* [Input]:
*** Begin section ***
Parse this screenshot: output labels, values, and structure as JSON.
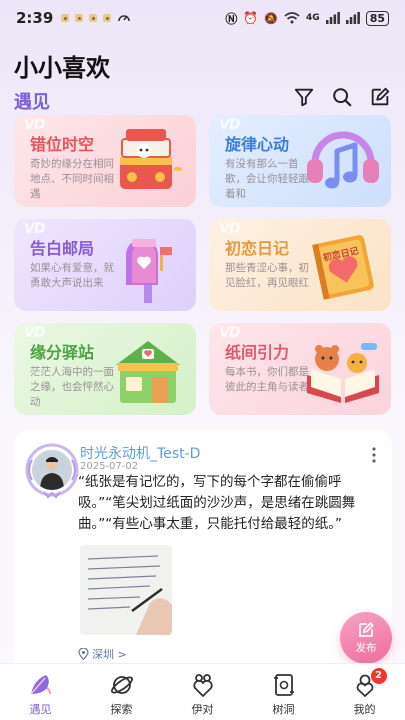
{
  "status_bar": {
    "time": "2:39",
    "network": "4G",
    "battery": "85"
  },
  "header": {
    "app_title": "小小喜欢",
    "section_title": "遇见",
    "icons": [
      "filter-icon",
      "search-icon",
      "edit-icon"
    ]
  },
  "cards": [
    {
      "title": "错位时空",
      "desc": "奇妙的缘分在相同地点、不同时间相遇",
      "illustration": "music-box"
    },
    {
      "title": "旋律心动",
      "desc": "有没有那么一首歌，会让你轻轻跟着和",
      "illustration": "headphones-music-note"
    },
    {
      "title": "告白邮局",
      "desc": "如果心有爱意，就勇敢大声说出来",
      "illustration": "mailbox"
    },
    {
      "title": "初恋日记",
      "desc": "那些青涩心事，初见脸红，再见眼红",
      "illustration": "diary-book",
      "book_label": "初恋日记"
    },
    {
      "title": "缘分驿站",
      "desc": "茫茫人海中的一面之缘，也会怦然心动",
      "illustration": "station-house"
    },
    {
      "title": "纸间引力",
      "desc": "每本书，你们都是彼此的主角与读者",
      "illustration": "open-book"
    }
  ],
  "post": {
    "username": "时光永动机_Test-D",
    "date": "2025-07-02",
    "text": "“纸张是有记忆的，写下的每个字都在偷偷呼吸。”“笔尖划过纸面的沙沙声，是思绪在跳圆舞曲。”“有些心事太重，只能托付给最轻的纸。”",
    "location": "深圳 >"
  },
  "fab": {
    "label": "发布"
  },
  "nav": [
    {
      "label": "遇见",
      "icon": "feather-icon",
      "active": true
    },
    {
      "label": "探索",
      "icon": "planet-icon"
    },
    {
      "label": "伊对",
      "icon": "couple-heart-icon"
    },
    {
      "label": "树洞",
      "icon": "scroll-icon"
    },
    {
      "label": "我的",
      "icon": "profile-heart-icon",
      "badge": "2"
    }
  ],
  "colors": {
    "accent": "#7a61d6",
    "fab": "#ec6d9e",
    "badge": "#f0352f"
  }
}
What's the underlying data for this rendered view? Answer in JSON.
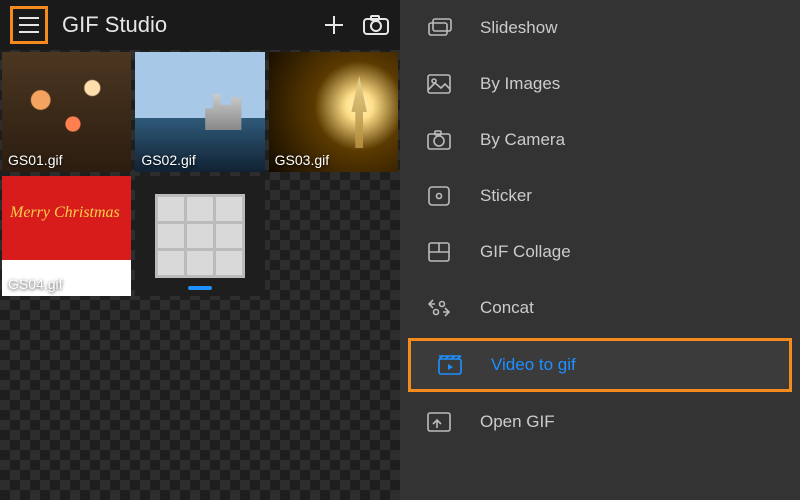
{
  "header": {
    "title": "GIF Studio"
  },
  "thumbs": [
    {
      "fname": "GS01.gif"
    },
    {
      "fname": "GS02.gif"
    },
    {
      "fname": "GS03.gif"
    },
    {
      "fname": "GS04.gif",
      "overlay": "Merry Christmas"
    },
    {
      "fname": ""
    }
  ],
  "menu": [
    {
      "label": "Slideshow",
      "icon": "slideshow-icon"
    },
    {
      "label": "By Images",
      "icon": "images-icon"
    },
    {
      "label": "By Camera",
      "icon": "camera-icon"
    },
    {
      "label": "Sticker",
      "icon": "sticker-icon"
    },
    {
      "label": "GIF Collage",
      "icon": "collage-icon"
    },
    {
      "label": "Concat",
      "icon": "concat-icon"
    },
    {
      "label": "Video to gif",
      "icon": "video-icon",
      "active": true
    },
    {
      "label": "Open GIF",
      "icon": "open-icon"
    }
  ],
  "highlight": {
    "hamburger": true,
    "video_to_gif": true
  },
  "colors": {
    "accent": "#1e90ff",
    "highlight_box": "#f58a1f"
  }
}
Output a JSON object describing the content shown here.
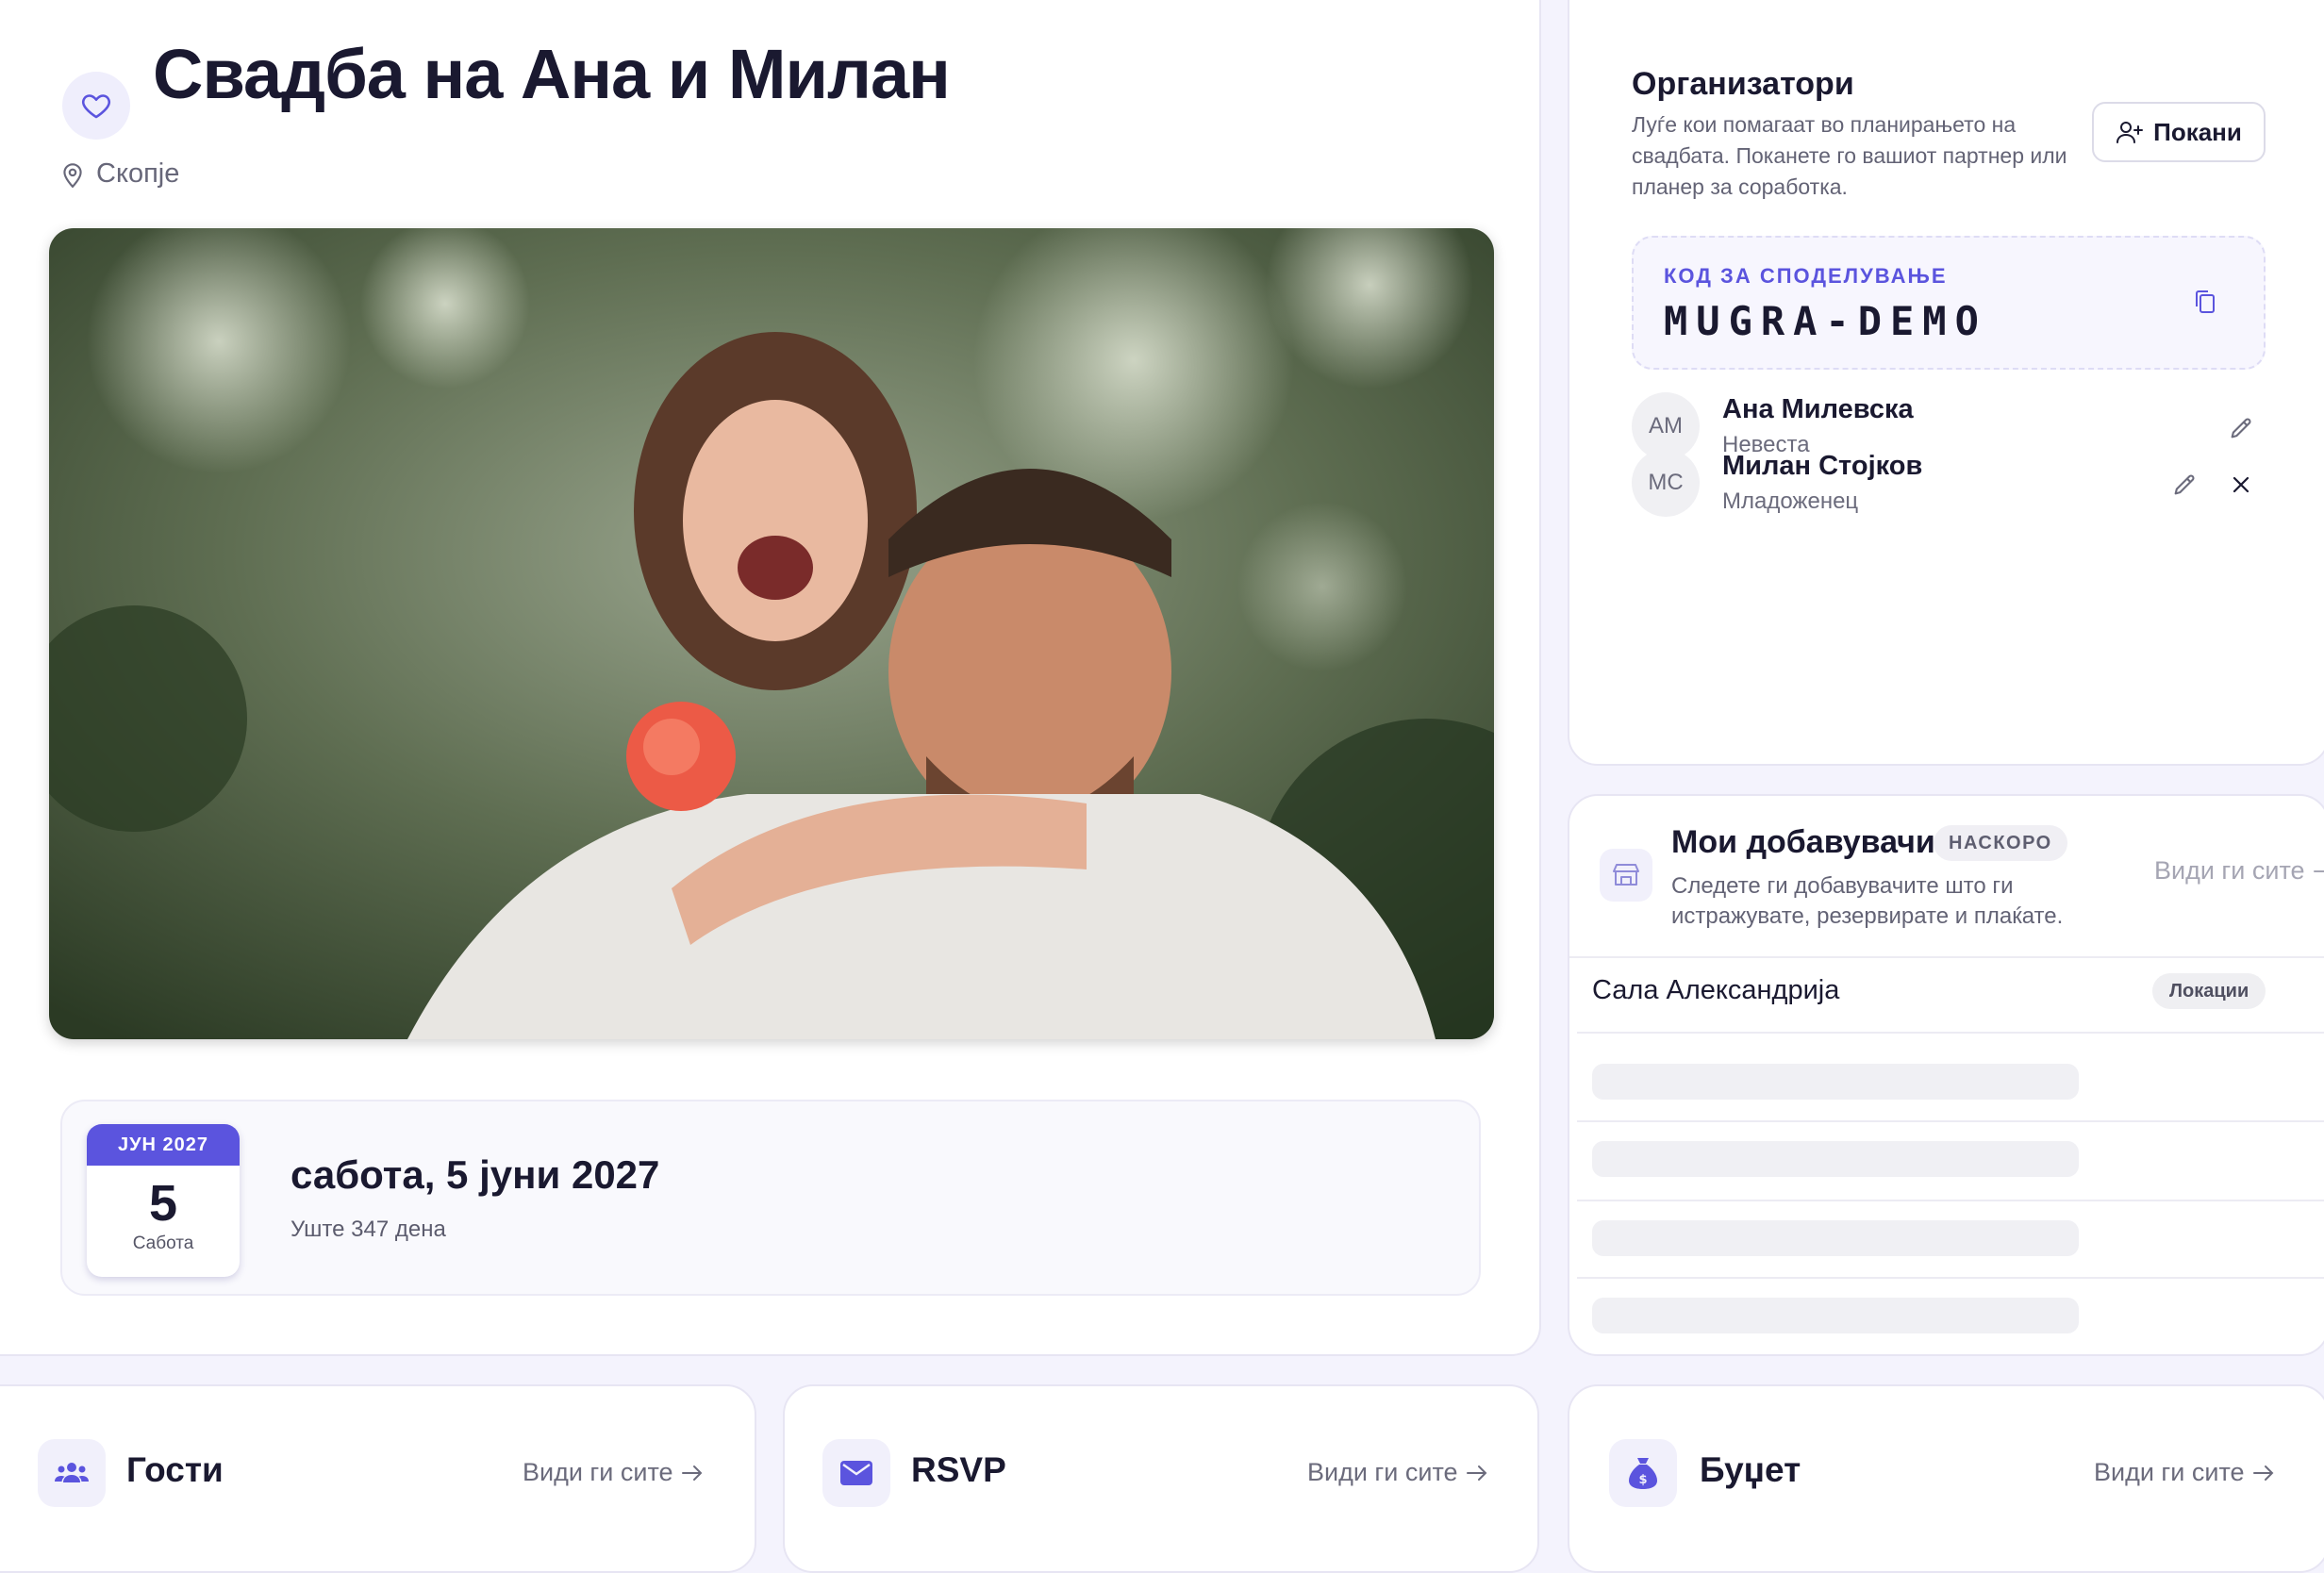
{
  "wedding": {
    "title": "Свадба на Ана и Милан",
    "location": "Скопје",
    "photo_alt": "Couple photo",
    "calendar": {
      "month": "ЈУН 2027",
      "day": "5",
      "weekday": "Сабота"
    },
    "date_full": "сабота, 5 јуни 2027",
    "countdown": "Уште 347 дена"
  },
  "organizers": {
    "title": "Организатори",
    "description": "Луѓе кои помагаат во планирањето на свадбата. Поканете го вашиот партнер или планер за соработка.",
    "invite_label": "Покани",
    "share": {
      "label": "КОД ЗА СПОДЕЛУВАЊЕ",
      "code": "MUGRA-DEMO"
    },
    "people": [
      {
        "initials": "АМ",
        "name": "Ана Милевска",
        "role": "Невеста"
      },
      {
        "initials": "МС",
        "name": "Милан Стојков",
        "role": "Младоженец"
      }
    ]
  },
  "vendors": {
    "title": "Мои добавувачи",
    "badge": "НАСКОРО",
    "description": "Следете ги добавувачите што ги истражувате, резервирате и плаќате.",
    "see_all": "Види ги сите",
    "rows": [
      {
        "name": "Сала Александрија",
        "tag": "Локации"
      }
    ]
  },
  "cards": [
    {
      "title": "Гости",
      "see_all": "Види ги сите",
      "icon": "users-icon"
    },
    {
      "title": "RSVP",
      "see_all": "Види ги сите",
      "icon": "envelope-icon"
    },
    {
      "title": "Буџет",
      "see_all": "Види ги сите",
      "icon": "money-bag-icon"
    }
  ],
  "colors": {
    "accent": "#5b54de",
    "background": "#f4f3fd"
  }
}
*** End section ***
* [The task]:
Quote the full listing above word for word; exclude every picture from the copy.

* [Your solution]:
Parse this screenshot: output labels, values, and structure as JSON.
{
  "status_bar": {
    "time": "2:39",
    "network": "4G",
    "battery": "85"
  },
  "header": {
    "app_title": "小小喜欢",
    "section_title": "遇见",
    "icons": [
      "filter-icon",
      "search-icon",
      "edit-icon"
    ]
  },
  "cards": [
    {
      "title": "错位时空",
      "desc": "奇妙的缘分在相同地点、不同时间相遇",
      "illustration": "music-box"
    },
    {
      "title": "旋律心动",
      "desc": "有没有那么一首歌，会让你轻轻跟着和",
      "illustration": "headphones-music-note"
    },
    {
      "title": "告白邮局",
      "desc": "如果心有爱意，就勇敢大声说出来",
      "illustration": "mailbox"
    },
    {
      "title": "初恋日记",
      "desc": "那些青涩心事，初见脸红，再见眼红",
      "illustration": "diary-book",
      "book_label": "初恋日记"
    },
    {
      "title": "缘分驿站",
      "desc": "茫茫人海中的一面之缘，也会怦然心动",
      "illustration": "station-house"
    },
    {
      "title": "纸间引力",
      "desc": "每本书，你们都是彼此的主角与读者",
      "illustration": "open-book"
    }
  ],
  "post": {
    "username": "时光永动机_Test-D",
    "date": "2025-07-02",
    "text": "“纸张是有记忆的，写下的每个字都在偷偷呼吸。”“笔尖划过纸面的沙沙声，是思绪在跳圆舞曲。”“有些心事太重，只能托付给最轻的纸。”",
    "location": "深圳 >"
  },
  "fab": {
    "label": "发布"
  },
  "nav": [
    {
      "label": "遇见",
      "icon": "feather-icon",
      "active": true
    },
    {
      "label": "探索",
      "icon": "planet-icon"
    },
    {
      "label": "伊对",
      "icon": "couple-heart-icon"
    },
    {
      "label": "树洞",
      "icon": "scroll-icon"
    },
    {
      "label": "我的",
      "icon": "profile-heart-icon",
      "badge": "2"
    }
  ],
  "colors": {
    "accent": "#7a61d6",
    "fab": "#ec6d9e",
    "badge": "#f0352f"
  }
}
What's the underlying data for this rendered view? Answer in JSON.
{
  "header": {
    "title": "GIF Studio"
  },
  "thumbs": [
    {
      "fname": "GS01.gif"
    },
    {
      "fname": "GS02.gif"
    },
    {
      "fname": "GS03.gif"
    },
    {
      "fname": "GS04.gif",
      "overlay": "Merry Christmas"
    },
    {
      "fname": ""
    }
  ],
  "menu": [
    {
      "label": "Slideshow",
      "icon": "slideshow-icon"
    },
    {
      "label": "By Images",
      "icon": "images-icon"
    },
    {
      "label": "By Camera",
      "icon": "camera-icon"
    },
    {
      "label": "Sticker",
      "icon": "sticker-icon"
    },
    {
      "label": "GIF Collage",
      "icon": "collage-icon"
    },
    {
      "label": "Concat",
      "icon": "concat-icon"
    },
    {
      "label": "Video to gif",
      "icon": "video-icon",
      "active": true
    },
    {
      "label": "Open GIF",
      "icon": "open-icon"
    }
  ],
  "highlight": {
    "hamburger": true,
    "video_to_gif": true
  },
  "colors": {
    "accent": "#1e90ff",
    "highlight_box": "#f58a1f"
  }
}
Output a JSON object describing the content shown here.
{
  "wedding": {
    "title": "Свадба на Ана и Милан",
    "location": "Скопје",
    "photo_alt": "Couple photo",
    "calendar": {
      "month": "ЈУН 2027",
      "day": "5",
      "weekday": "Сабота"
    },
    "date_full": "сабота, 5 јуни 2027",
    "countdown": "Уште 347 дена"
  },
  "organizers": {
    "title": "Организатори",
    "description": "Луѓе кои помагаат во планирањето на свадбата. Поканете го вашиот партнер или планер за соработка.",
    "invite_label": "Покани",
    "share": {
      "label": "КОД ЗА СПОДЕЛУВАЊЕ",
      "code": "MUGRA-DEMO"
    },
    "people": [
      {
        "initials": "АМ",
        "name": "Ана Милевска",
        "role": "Невеста"
      },
      {
        "initials": "МС",
        "name": "Милан Стојков",
        "role": "Младоженец"
      }
    ]
  },
  "vendors": {
    "title": "Мои добавувачи",
    "badge": "НАСКОРО",
    "description": "Следете ги добавувачите што ги истражувате, резервирате и плаќате.",
    "see_all": "Види ги сите",
    "rows": [
      {
        "name": "Сала Александрија",
        "tag": "Локации"
      }
    ]
  },
  "cards": [
    {
      "title": "Гости",
      "see_all": "Види ги сите",
      "icon": "users-icon"
    },
    {
      "title": "RSVP",
      "see_all": "Види ги сите",
      "icon": "envelope-icon"
    },
    {
      "title": "Буџет",
      "see_all": "Види ги сите",
      "icon": "money-bag-icon"
    }
  ],
  "colors": {
    "accent": "#5b54de",
    "background": "#f4f3fd"
  }
}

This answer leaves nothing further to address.